This looks interesting.
Monday, 14 November 2011
I have seriously been out of touch with movies for the last couple of months. I think I overdosed during winter. Anyway in the mood for a film tonight and thought I should tackle the ultimate tear jerker. Already got a lump in my throat picturing that little pointy finger. See how I go.....
Tuesday, 8 November 2011
Tuesday, 1 November 2011
This film made me cry.
Already a fan of Italian director, Vittorio De Sica (I had watched his extraordinary film, The Bicycle Thieves, many months ago, which also made me cry) I recently viewed Umberto D.
This was my second viewing of Umberto D, a film about an elderly pensioner struggling to survive during Italy’s postwar economic boom.
Umberto’s wealthy landlady evicts Umberto because she wants to use Umberto’s rented room to extend her living room and because Umberto is behind on his rent. Alone, penniless and with nowhere to go Umberto does his utmost to maintain his dignity whilst trying to find the means to survive. But the city seems void of any human compassion, even when he encounters former colleagues and friends.
There is a parallel story about the landlady’s kind maid, Maria, a very young girl, alone and pregnant.
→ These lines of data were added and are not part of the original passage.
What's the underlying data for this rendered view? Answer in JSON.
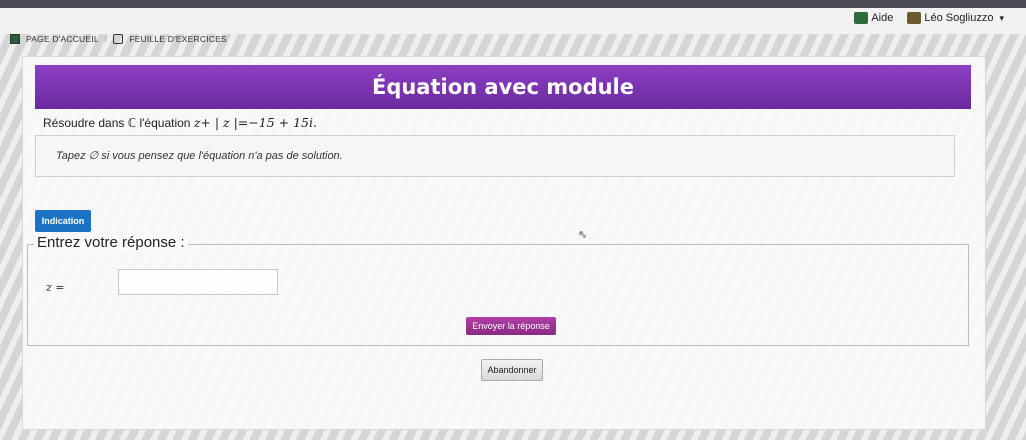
{
  "topbar": {
    "help_label": "Aide",
    "help_icon": "help-icon",
    "user_label": "Léo Sogliuzzo",
    "user_icon": "user-avatar-icon",
    "user_caret": "▾"
  },
  "breadcrumb": {
    "items": [
      "PAGE D'ACCUEIL",
      "FEUILLE D'EXERCICES"
    ],
    "separator": "/"
  },
  "exercise": {
    "title": "Équation avec module",
    "title_bar_color": "#7a33b0",
    "question_prefix": "Résoudre dans",
    "question_set": "ℂ",
    "question_mid": "l'équation",
    "question_equation": "z+ | z |=−15 + 15i.",
    "hint": "Tapez  ∅  si vous pensez que l'équation n'a pas de solution.",
    "indication_button": "Indication",
    "indication_color": "#1a73c4"
  },
  "answer": {
    "legend": "Entrez votre réponse :",
    "z_label": "z =",
    "z_value": "",
    "submit_label": "Envoyer la réponse",
    "submit_color": "#9e3596"
  },
  "footer": {
    "abandon_label": "Abandonner"
  }
}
She too seems destined to become homeless and penniless like Umberto.
To me this film is as much about Umberto’s poverty and homelessness (the desperation is palpable!) as it is about Umberto’s companionship with his ever-faithful dog, Flicke (Do they give Oscars to dogs??)
It is Umberto’s love and concern for Flicke, which keeps him going.
Umberto D is cast with non-professional actors but you wouldn’t know it from the performances and many of the cast members went on to have successful acting careers.
This story is heart-wrenching, but a must-see. It’s a masterpiece. I love this film and I love Flicke.
I recently watched the French New Wave film Pierrot le Fou (Peter the Fool) by director Jean-Luc Godard. A story about a man named Ferdinand (Jean-Paul Belmondo), who dissatisfied with his marriage and bourgeois lifestyle runs away with the babysitter, Marianne (Anna Karina).
Soon they lead a less ordinary lifestyle – always on the run, either being chased by Algerian gangsters or the police. Marianne refers to Ferdinand as ‘Pierrot’ much to his annoyance (and hence the ‘Pierrot’ in the title). Eventually they settle down near the Mediterranean Sea, philosophising about life, reading... and more philosophising.
Marianne soon becomes bored of this quaint, non-materialistic lifestyle and wants to move into town. After some time apart, the couple is reunited and Ferdinand discovers that Marianne is not all she has appeared, which leads to a violent and strangely comical conclusion.
Many years ago I would have found this film a little too arty and wanky (those are film terms) and I must say there were certainly times when I wondered WTF was going on. But I loved this film’s youthful vibrancy, it’s use of colours and pop art and the idyllic Mediterranean scenery.
The leads were excellent. Jean-Paul Belmondo worked with Godard on his previous film ‘Breathless', which I think was his breakthrough role. Anna Karina would become the muse and wife of Godard and appear in many of his films.
This film turned out to be a lot of fun.